“The flu vaccine won’t impact whether you get coronavirus,” Dr. Lampen said. But there is always the potential for co-infection—getting both coronavirus and influenza would deliver a double whammy to your immune system.

“Getting a flu vaccine is another way to stay healthy,” he said.

How important is hand washing?


“Not only can you get sick from people coughing and sneezing close to you, but often times, the things they cough and sneeze actually land on your body and you touch it with your hands,” said Rosemary Olivero, MD, the section chief of pediatric infectious disease with Spectrum Health Helen DeVos Children’s Hospital. “And if you put your hands on your eyes or nose or mouth, you can then infect yourself.”

She suggests people use hand sanitizer when soap and water aren’t handy, and wash their hands regularly when possible.

Can we get specific about how to get those hands clean?

Good question.

Spectrum Health infection prevention manager Doreen Marcinek, DNP, RN, explained:

“You should have running water and an adequate amount of soap. You should apply soap onto the palm of your hand and, using friction, wash your hands throughout the top of your hands, the back of your hands, in between your fingers, under your nails and around your cuticle beds. Do this for a minimum of 20 seconds. An easy way to remember this is to sing in your head the song Happy Birthday.”

What is Spectrum Health doing to prepare for an outbreak?

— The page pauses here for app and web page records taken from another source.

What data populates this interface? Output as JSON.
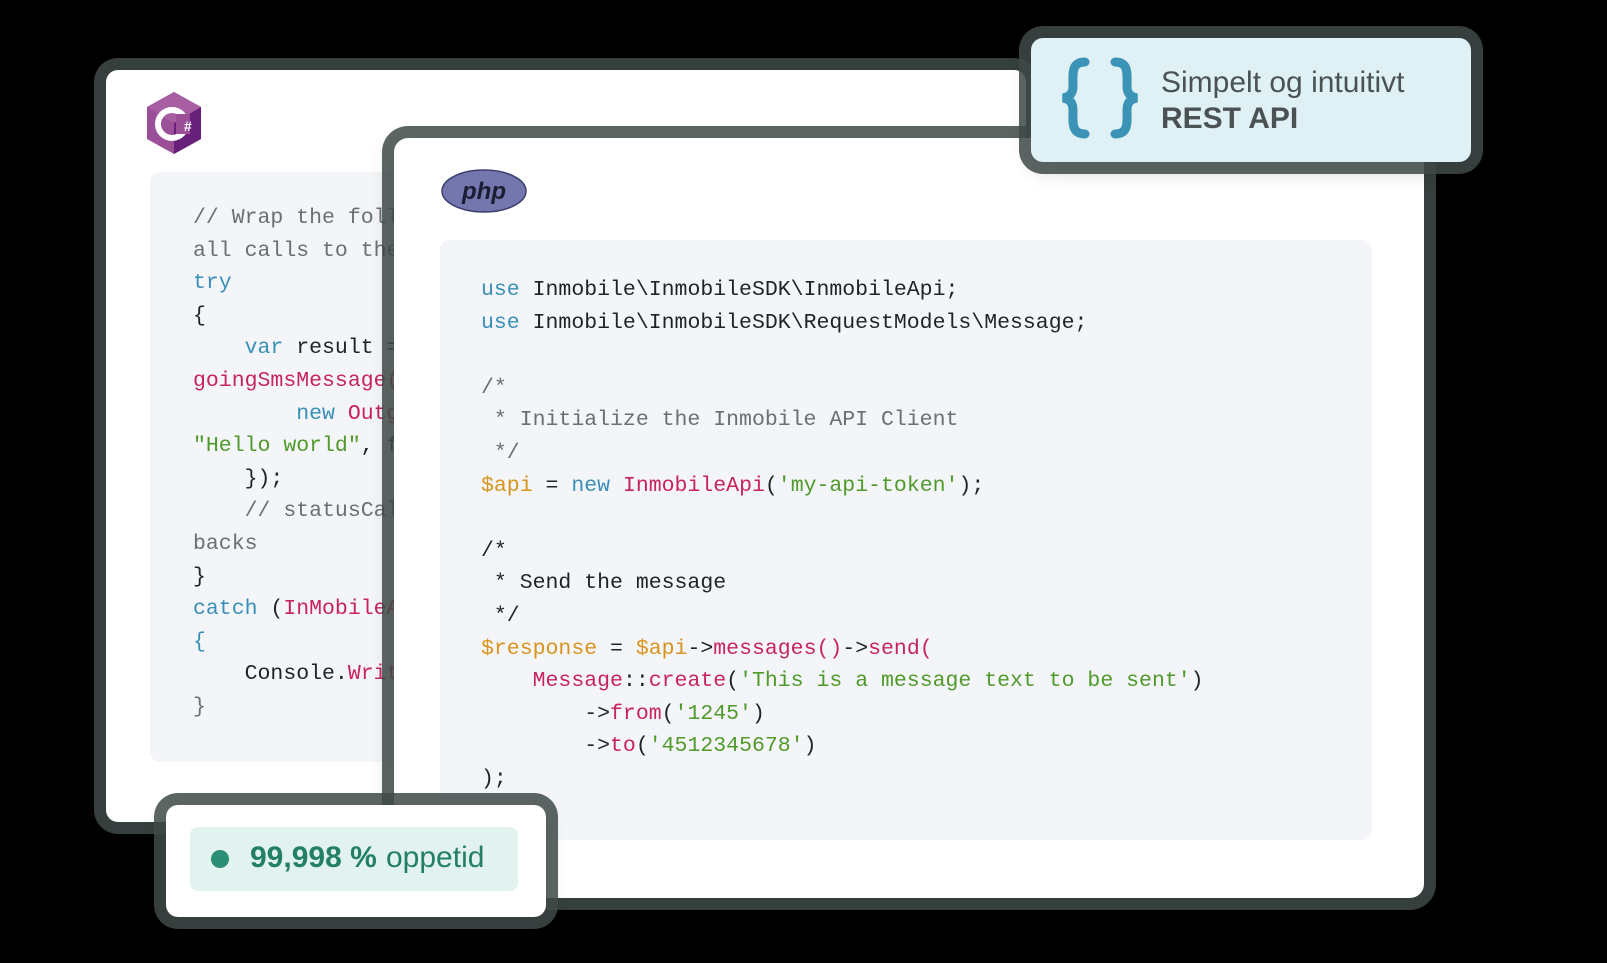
{
  "colors": {
    "keyword": "#3a8fb7",
    "variable": "#d9941e",
    "function": "#c8245c",
    "string": "#4f9a2a",
    "comment": "#6b6f75",
    "uptime_green": "#237f66",
    "rest_bg": "#dff1f5"
  },
  "csharp": {
    "logo_icon": "csharp-logo-icon",
    "lines": [
      [
        {
          "t": "comment",
          "v": "// Wrap the foll"
        }
      ],
      [
        {
          "t": "comment",
          "v": "all calls to the"
        }
      ],
      [
        {
          "t": "kw",
          "v": "try"
        }
      ],
      [
        {
          "t": "punct",
          "v": "{"
        }
      ],
      [
        {
          "t": "plain",
          "v": "    "
        },
        {
          "t": "kw",
          "v": "var"
        },
        {
          "t": "plain",
          "v": " result ="
        }
      ],
      [
        {
          "t": "fn",
          "v": "goingSmsMessage("
        }
      ],
      [
        {
          "t": "plain",
          "v": "        "
        },
        {
          "t": "kw",
          "v": "new"
        },
        {
          "t": "plain",
          "v": " "
        },
        {
          "t": "fn",
          "v": "Outg"
        }
      ],
      [
        {
          "t": "str",
          "v": "\"Hello world\""
        },
        {
          "t": "plain",
          "v": ", f"
        }
      ],
      [
        {
          "t": "plain",
          "v": "    });"
        }
      ],
      [
        {
          "t": "comment",
          "v": "    // statusCal"
        }
      ],
      [
        {
          "t": "comment",
          "v": "backs"
        }
      ],
      [
        {
          "t": "punct",
          "v": "}"
        }
      ],
      [
        {
          "t": "kw",
          "v": "catch"
        },
        {
          "t": "plain",
          "v": " ("
        },
        {
          "t": "fn",
          "v": "InMobileA"
        }
      ],
      [
        {
          "t": "kw",
          "v": "{"
        }
      ],
      [
        {
          "t": "plain",
          "v": "    Console."
        },
        {
          "t": "fn",
          "v": "Writ"
        }
      ],
      [
        {
          "t": "comment",
          "v": "}"
        }
      ]
    ]
  },
  "php": {
    "logo_text": "php",
    "lines": [
      [
        {
          "t": "kw",
          "v": "use"
        },
        {
          "t": "plain",
          "v": " Inmobile\\InmobileSDK\\InmobileApi;"
        }
      ],
      [
        {
          "t": "kw",
          "v": "use"
        },
        {
          "t": "plain",
          "v": " Inmobile\\InmobileSDK\\RequestModels\\Message;"
        }
      ],
      [],
      [
        {
          "t": "comment",
          "v": "/*"
        }
      ],
      [
        {
          "t": "comment",
          "v": " * Initialize the Inmobile API Client"
        }
      ],
      [
        {
          "t": "comment",
          "v": " */"
        }
      ],
      [
        {
          "t": "var",
          "v": "$api"
        },
        {
          "t": "plain",
          "v": " = "
        },
        {
          "t": "kw",
          "v": "new"
        },
        {
          "t": "plain",
          "v": " "
        },
        {
          "t": "fn",
          "v": "InmobileApi"
        },
        {
          "t": "plain",
          "v": "("
        },
        {
          "t": "str",
          "v": "'my-api-token'"
        },
        {
          "t": "plain",
          "v": ");"
        }
      ],
      [],
      [
        {
          "t": "plain",
          "v": "/*"
        }
      ],
      [
        {
          "t": "plain",
          "v": " * Send the message"
        }
      ],
      [
        {
          "t": "plain",
          "v": " */"
        }
      ],
      [
        {
          "t": "var",
          "v": "$response"
        },
        {
          "t": "plain",
          "v": " = "
        },
        {
          "t": "var",
          "v": "$api"
        },
        {
          "t": "plain",
          "v": "->"
        },
        {
          "t": "fn",
          "v": "messages()"
        },
        {
          "t": "plain",
          "v": "->"
        },
        {
          "t": "fn",
          "v": "send("
        }
      ],
      [
        {
          "t": "plain",
          "v": "    "
        },
        {
          "t": "fn",
          "v": "Message"
        },
        {
          "t": "plain",
          "v": "::"
        },
        {
          "t": "fn",
          "v": "create"
        },
        {
          "t": "plain",
          "v": "("
        },
        {
          "t": "str",
          "v": "'This is a message text to be sent'"
        },
        {
          "t": "plain",
          "v": ")"
        }
      ],
      [
        {
          "t": "plain",
          "v": "        ->"
        },
        {
          "t": "fn",
          "v": "from"
        },
        {
          "t": "plain",
          "v": "("
        },
        {
          "t": "str",
          "v": "'1245'"
        },
        {
          "t": "plain",
          "v": ")"
        }
      ],
      [
        {
          "t": "plain",
          "v": "        ->"
        },
        {
          "t": "fn",
          "v": "to"
        },
        {
          "t": "plain",
          "v": "("
        },
        {
          "t": "str",
          "v": "'4512345678'"
        },
        {
          "t": "plain",
          "v": ")"
        }
      ],
      [
        {
          "t": "plain",
          "v": ");"
        }
      ]
    ]
  },
  "rest_callout": {
    "icon": "curly-braces-icon",
    "line1": "Simpelt og intuitivt",
    "line2": "REST API"
  },
  "uptime": {
    "value": "99,998 %",
    "label": "oppetid"
  }
}
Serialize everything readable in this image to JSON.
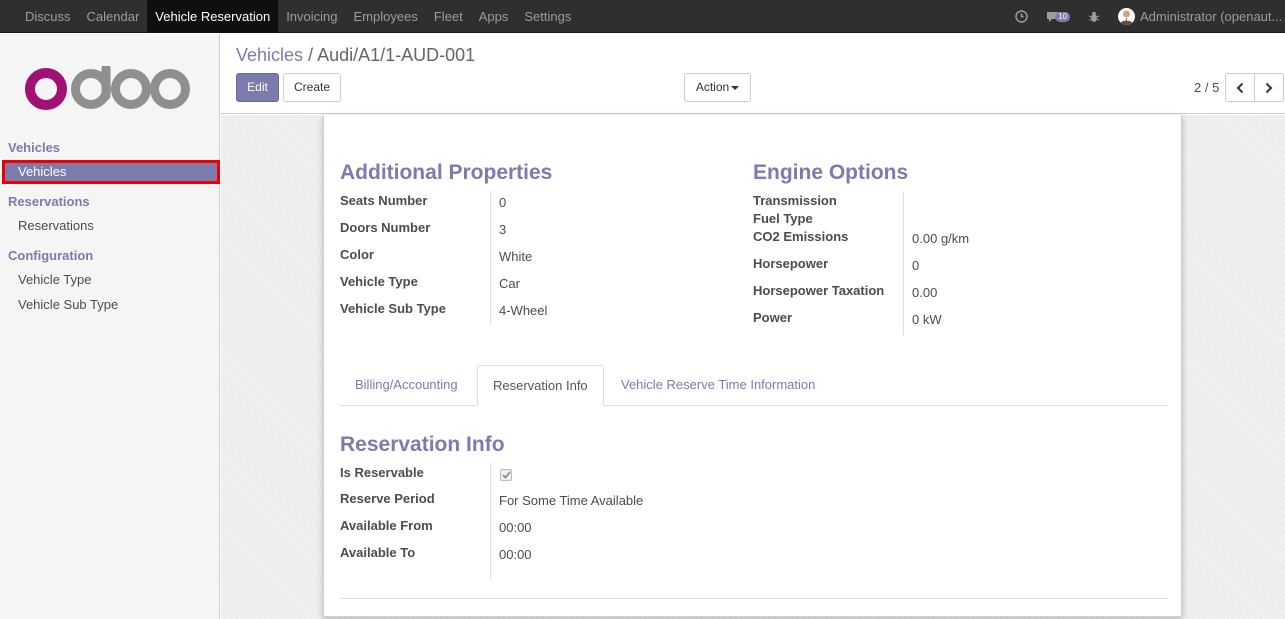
{
  "topnav": {
    "items": [
      "Discuss",
      "Calendar",
      "Vehicle Reservation",
      "Invoicing",
      "Employees",
      "Fleet",
      "Apps",
      "Settings"
    ],
    "active_index": 2,
    "messages_count": "10",
    "user": "Administrator (openaut..."
  },
  "sidebar": {
    "logo_text": "odoo",
    "sections": [
      {
        "title": "Vehicles",
        "items": [
          "Vehicles"
        ]
      },
      {
        "title": "Reservations",
        "items": [
          "Reservations"
        ]
      },
      {
        "title": "Configuration",
        "items": [
          "Vehicle Type",
          "Vehicle Sub Type"
        ]
      }
    ]
  },
  "breadcrumb": {
    "parent": "Vehicles",
    "separator": "/",
    "current": "Audi/A1/1-AUD-001"
  },
  "buttons": {
    "edit": "Edit",
    "create": "Create",
    "action": "Action"
  },
  "pager": {
    "text": "2 / 5"
  },
  "additional_properties": {
    "title": "Additional Properties",
    "fields": [
      {
        "label": "Seats Number",
        "value": "0"
      },
      {
        "label": "Doors Number",
        "value": "3"
      },
      {
        "label": "Color",
        "value": "White"
      },
      {
        "label": "Vehicle Type",
        "value": "Car"
      },
      {
        "label": "Vehicle Sub Type",
        "value": "4-Wheel"
      }
    ]
  },
  "engine_options": {
    "title": "Engine Options",
    "fields": [
      {
        "label": "Transmission",
        "value": ""
      },
      {
        "label": "Fuel Type",
        "value": ""
      },
      {
        "label": "CO2 Emissions",
        "value": "0.00",
        "unit": "g/km"
      },
      {
        "label": "Horsepower",
        "value": "0"
      },
      {
        "label": "Horsepower Taxation",
        "value": "0.00"
      },
      {
        "label": "Power",
        "value": "0",
        "unit": "kW"
      }
    ]
  },
  "tabs": [
    "Billing/Accounting",
    "Reservation Info",
    "Vehicle Reserve Time Information"
  ],
  "active_tab": 1,
  "reservation_info": {
    "title": "Reservation Info",
    "fields": [
      {
        "label": "Is Reservable",
        "checked": true
      },
      {
        "label": "Reserve Period",
        "value": "For Some Time Available"
      },
      {
        "label": "Available From",
        "value": "00:00"
      },
      {
        "label": "Available To",
        "value": "00:00"
      }
    ]
  },
  "colors": {
    "brand": "#7c7bad",
    "navbar": "#2f2f2f",
    "odoo_magenta": "#a01075",
    "odoo_gray": "#8f8f8f"
  }
}
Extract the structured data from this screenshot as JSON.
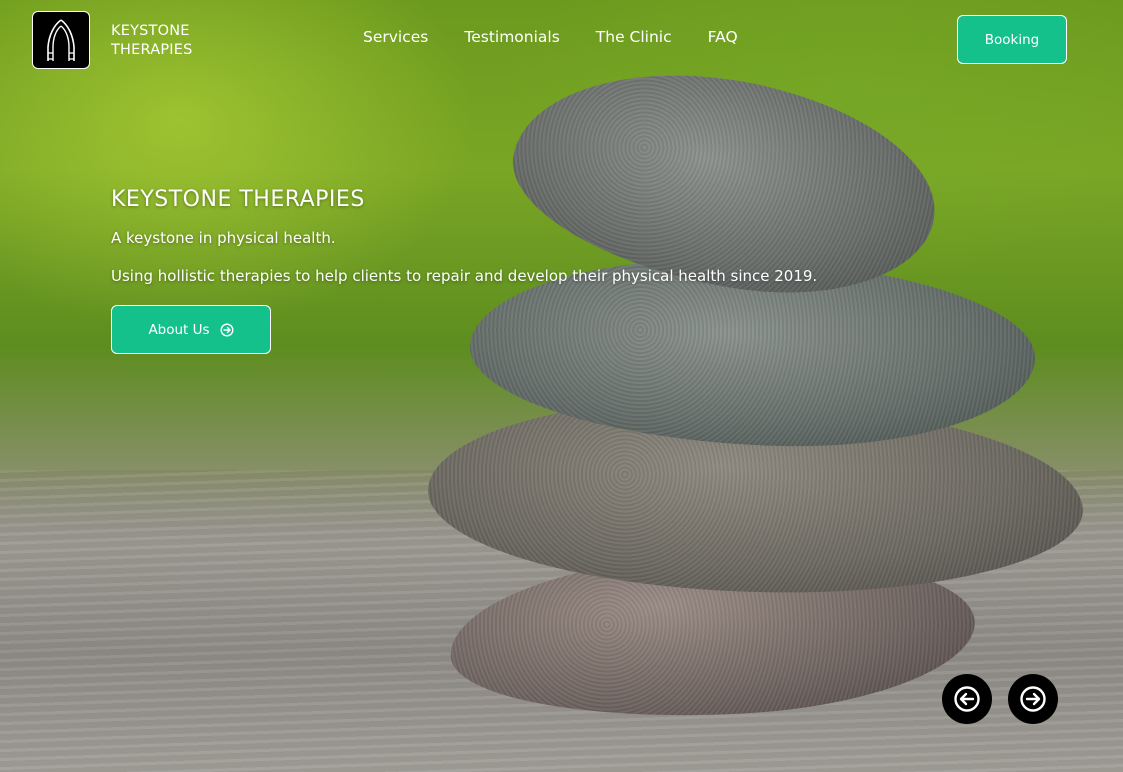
{
  "brand": {
    "line1": "KEYSTONE",
    "line2": "THERAPIES",
    "logo_icon": "arch-hands-icon"
  },
  "nav": {
    "items": [
      "Services",
      "Testimonials",
      "The Clinic",
      "FAQ"
    ]
  },
  "header": {
    "booking_label": "Booking"
  },
  "hero": {
    "title": "KEYSTONE THERAPIES",
    "tagline": "A keystone in physical health.",
    "description": "Using hollistic therapies to help clients to repair and develop their physical health since 2019.",
    "cta_label": "About Us",
    "cta_icon": "arrow-right-circle-icon"
  },
  "slider": {
    "prev_icon": "arrow-left-circle-icon",
    "next_icon": "arrow-right-circle-icon"
  },
  "colors": {
    "accent": "#14c18a",
    "text": "#ffffff",
    "dark": "#000000"
  }
}
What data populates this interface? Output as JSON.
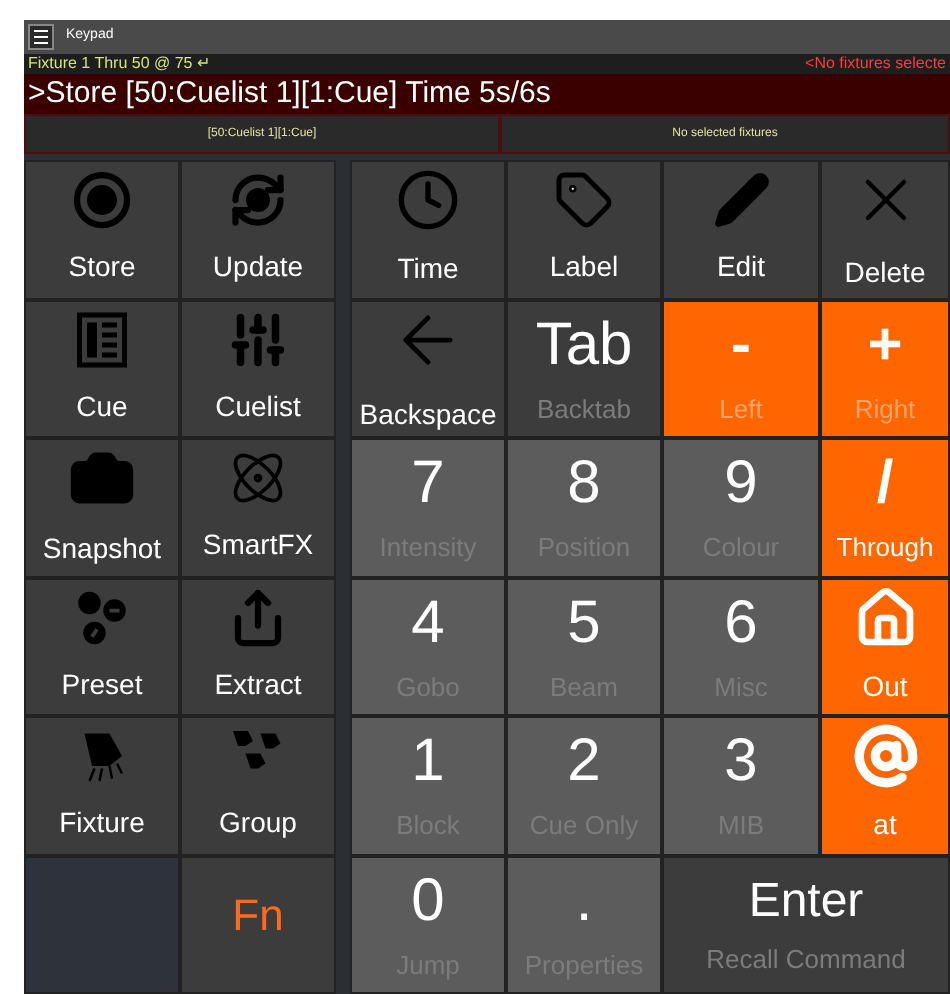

The infection prevention team has been closely monitoring the situation and drawing on experience with other outbreaks to plan a response, said Julie Bulson, DNP, director of emergency preparedness at Spectrum Health.

“We have already implemented a few things,” she said. “In the Emergency Department and Urgent Care, we stop all visitors.”

Patients are screened from there, and if patients are considered at risk, they get a mask.

“They are isolated in their own room and are seen and treated appropriately,” Bulson said.

Additionally, Spectrum Health has restricted patient visitors, are staffing a free community screening hotline 24/7, and canceled or postponed many public events and elective procedures. Many appointments for routine or non-urgent conditions are being performed virtually by phone or video.

The health system also opened triage tents outside each emergency department and is working with federal and state emergency officials to staff and equip auxiliary spaces to house patients.

We also are sharing resources and information for the community on

We want to assure you that we are here to serve the needs of our communities.

If we think we have a respiratory illness, including COVID-19, what should we do?

As a service to our community, Spectrum Health is offering free screenings for COVID-19. If you are in the state of Michigan and experiencing COVID-19 symptoms, call the hotline number at 833.734.0013 or access the virtual chat screening options at

If you have severe or life-threatening symptoms, please call 911.

“The goal for this virus is to contain it,” Bulson said. “We are building our plans as this escalates throughout the country to keep people in their homes versus in a public location.

“If we can do anything to keep these patients home, without coming into the emergency department with a potential spread, that’s what we want to do.”

How will this affect our travel plans?

Check the CDC’s travel advisories, Dr. Olivero said.

At this point, the CDC has issued an Alert Level 3 for the entire world, recommending that people avoid nonessential travel to those countries.

Cruise lines have voluntarily ceased operations until mid-May. Hawaii and Alaska and several countries have instituted mandatory quarantine for all incoming visitors. Other countries are not allowing incoming or outgoing travel.

It’s best to stay close to home at this point.